Note that the CSS for inserted diagrams also applies to diagrams that appear in inserted static games or for diagrams of inserted overviews. For more details about the pgbb and pt classes, please see the section The Board and CSS.



CSS for the Index


The CSS for the index inserted into a magazine is not very complex at all. All the following index CSS classes must exist in the magazine's own CSS file. This file is set with the new magazinecss INI option:

magazinecss = "p4magazine.css"

Each of the indices are placed in an Html TABLE as follows:

<TABLE  class='pgxb' CELLPADDING='10' CELLSPACING='0' ALIGN='CENTER'>
<TR><TD VALIGN='top'>

The pgxb class can be used to alter the appearance of the index TABLE itself. Here is an example of the pgxb class from the index.css file:

.pgxb {border-style:solid; border-color:black; border-width:1px; 
       padding:0; background-color:#FFFFF9; width:95%;}

After the initial TABLE declaration, the program writes the index anchor. For example, in the game index we would get:

<A NAME='pgameindex'></A>
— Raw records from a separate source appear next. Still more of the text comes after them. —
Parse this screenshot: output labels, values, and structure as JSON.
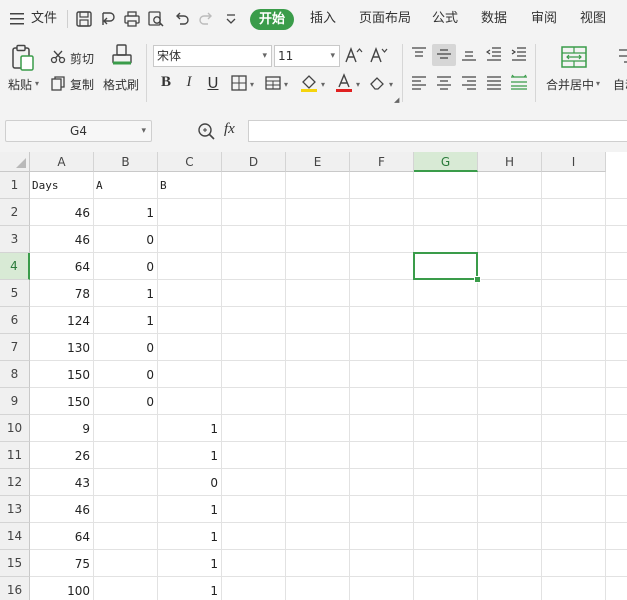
{
  "menubar": {
    "file_label": "文件",
    "tabs": [
      {
        "label": "开始"
      },
      {
        "label": "插入"
      },
      {
        "label": "页面布局"
      },
      {
        "label": "公式"
      },
      {
        "label": "数据"
      },
      {
        "label": "审阅"
      },
      {
        "label": "视图"
      }
    ]
  },
  "ribbon": {
    "paste": "粘贴",
    "cut": "剪切",
    "copy": "复制",
    "format_painter": "格式刷",
    "font_name": "宋体",
    "font_size": "11",
    "bold": "B",
    "italic": "I",
    "underline": "U",
    "merge_center": "合并居中",
    "auto_wrap": "自动"
  },
  "formula_bar": {
    "name_box": "G4",
    "fx_label": "fx",
    "formula": ""
  },
  "grid": {
    "columns": [
      "A",
      "B",
      "C",
      "D",
      "E",
      "F",
      "G",
      "H",
      "I"
    ],
    "active_column": "G",
    "rows": [
      "1",
      "2",
      "3",
      "4",
      "5",
      "6",
      "7",
      "8",
      "9",
      "10",
      "11",
      "12",
      "13",
      "14",
      "15",
      "16"
    ],
    "active_row": "4",
    "selected_cell": "G4",
    "cells": {
      "A": [
        "Days",
        "46",
        "46",
        "64",
        "78",
        "124",
        "130",
        "150",
        "150",
        "9",
        "26",
        "43",
        "46",
        "64",
        "75",
        "100"
      ],
      "B": [
        "A",
        "1",
        "0",
        "0",
        "1",
        "1",
        "0",
        "0",
        "0",
        "",
        "",
        "",
        "",
        "",
        "",
        ""
      ],
      "C": [
        "B",
        "",
        "",
        "",
        "",
        "",
        "",
        "",
        "",
        "1",
        "1",
        "0",
        "1",
        "1",
        "1",
        "1"
      ]
    }
  },
  "colors": {
    "accent": "#3a9c4a",
    "header_bg": "#f0f0f0",
    "grid_line": "#e2e2e2"
  }
}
Next, the program writes an Html division DIV declaration that is used to separate the index contents from the rest of the page (or magazine.) This DIV is applied to both the game index TABLE and the opening index TABLE.

<DIV class='pgx'>
... the index contents
</DIV>
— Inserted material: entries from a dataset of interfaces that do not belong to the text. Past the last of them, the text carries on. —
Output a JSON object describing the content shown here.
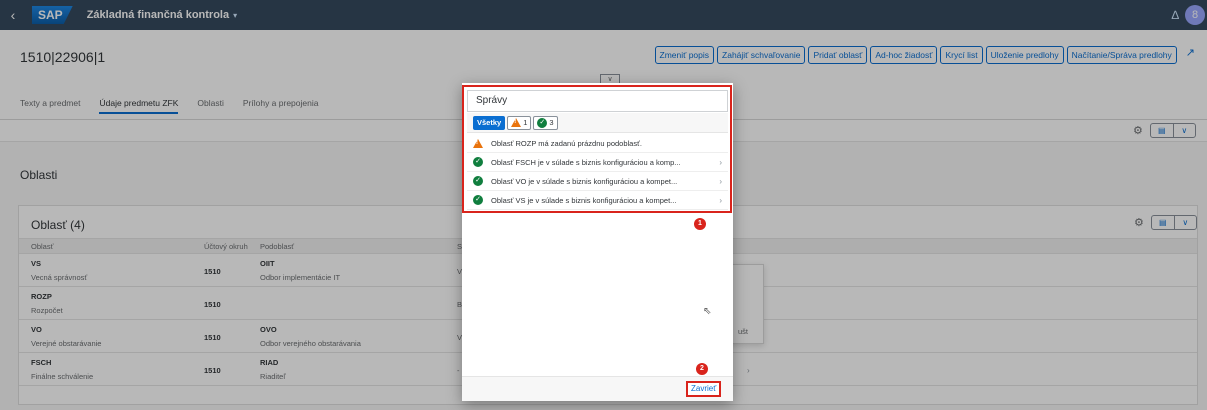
{
  "shell": {
    "back_glyph": "‹",
    "logo": "SAP",
    "app_title": "Základná finančná kontrola",
    "caret": "▾",
    "bell_icon": "bell-icon",
    "user_initial": "8"
  },
  "header": {
    "object_title": "1510|22906|1",
    "actions": [
      "Zmeniť popis",
      "Zahájiť schvaľovanie",
      "Pridať oblasť",
      "Ad-hoc žiadosť",
      "Krycí list",
      "Uloženie predlohy",
      "Načítanie/Správa predlohy"
    ],
    "tabs": [
      "Texty a predmet",
      "Údaje predmetu ZFK",
      "Oblasti",
      "Prílohy a prepojenia"
    ],
    "active_tab": 1
  },
  "section": {
    "title": "Oblasti"
  },
  "table": {
    "title": "Oblasť (4)",
    "columns": [
      "Oblasť",
      "Účtový okruh",
      "Podoblasť",
      "S"
    ],
    "rows": [
      {
        "code": "VS",
        "name": "Vecná správnosť",
        "okruh": "1510",
        "pcode": "OIIT",
        "pname": "Odbor implementácie IT",
        "s": "V"
      },
      {
        "code": "ROZP",
        "name": "Rozpočet",
        "okruh": "1510",
        "pcode": "",
        "pname": "",
        "s": "B"
      },
      {
        "code": "VO",
        "name": "Verejné obstarávanie",
        "okruh": "1510",
        "pcode": "OVO",
        "pname": "Odbor verejného obstarávania",
        "s": "V"
      },
      {
        "code": "FSCH",
        "name": "Finálne schválenie",
        "okruh": "1510",
        "pcode": "RIAD",
        "pname": "Riaditeľ",
        "s": "-"
      }
    ]
  },
  "popover": {
    "fragment": "ušt"
  },
  "dialog": {
    "title": "Správy",
    "filters": {
      "all": "Všetky",
      "warning_count": "1",
      "success_count": "3"
    },
    "messages": [
      {
        "type": "warning",
        "text": "Oblasť ROZP má zadanú prázdnu podoblasť.",
        "chevron": false
      },
      {
        "type": "success",
        "text": "Oblasť FSCH je v súlade s biznis konfiguráciou a komp...",
        "chevron": true
      },
      {
        "type": "success",
        "text": "Oblasť VO je v súlade s biznis konfiguráciou a kompet...",
        "chevron": true
      },
      {
        "type": "success",
        "text": "Oblasť VS je v súlade s biznis konfiguráciou a kompet...",
        "chevron": true
      }
    ],
    "close_label": "Zavrieť",
    "badges": [
      "1",
      "2"
    ]
  },
  "colors": {
    "shell": "#354a5f",
    "accent": "#0a6ed1",
    "warning": "#e9730c",
    "success": "#107e3e",
    "highlight": "#d9241c"
  }
}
This pgx division allows us to set CSS properties specific to the indices themselves. For example, the appearance of all the game number links within the indices are controlled by the following CSS classes:
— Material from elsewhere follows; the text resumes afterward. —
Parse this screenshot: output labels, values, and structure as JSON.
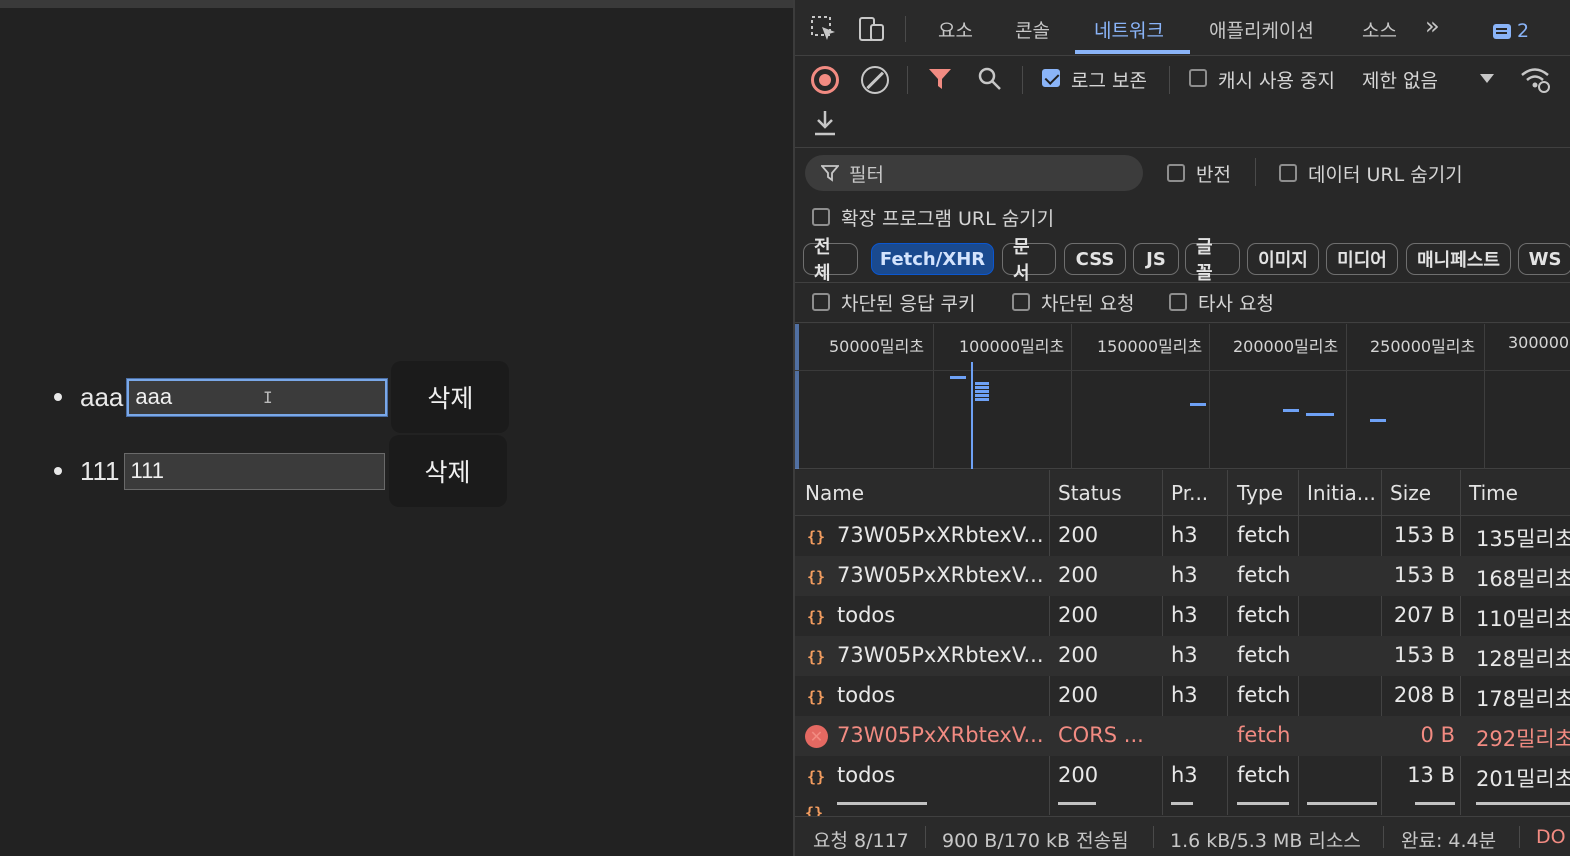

DIV.pgx A:visited {color:blue; text-decoration:none;}
DIV.pgx A:link {color:blue; text-decoration:none;}
DIV.pgx A:hover {color:red; text-decoration:none;}

After the <DIV class='pgx'>, the program writes the index heading:

<H1>Game Index</H1>

For the opening index we write Opening Index. We control how the heading appears using this CSS class:

DIV.pgx H1 {margin: 0px; padding:0.10em; text-indent:1em;
            text-align: justify; font-size: 16pt; font-style: italic;}

The game index also writes a heading for each letter, A to Z, if any player's name begins with such a letter. We write this into the Html as:

<H2>A</H2>

This letter heading is controlled by the CSS:

DIV.pgx H2 {margin: 0px; padding:0.10em; font-size: 12pt;
            font-weight: bold;}

The actual entries into the two indices use the following Html:

<P>ALLAN - Hergott <A HREF='javascript:Gm(17)' 
TITLE="E94 1-0 (44) K.W. Oktoberfest Open">18</A></P>

... or from the opening index

<P>A10: Robatsch Defense - <A HREF='javascript:Gm(15)' 
TITLE="Hartman - Hergott 0-1 (43) Toronto Remembrance Open">16</A></P>

Finally, for the actual entries into the Game index and the opening index we use the CSS:

DIV.pgx P {margin: 0px; padding:0.10em;
           font-family: Verdana, Arial, sans-serif;
           font-size: 10pt; font-weight: normal; color: black;}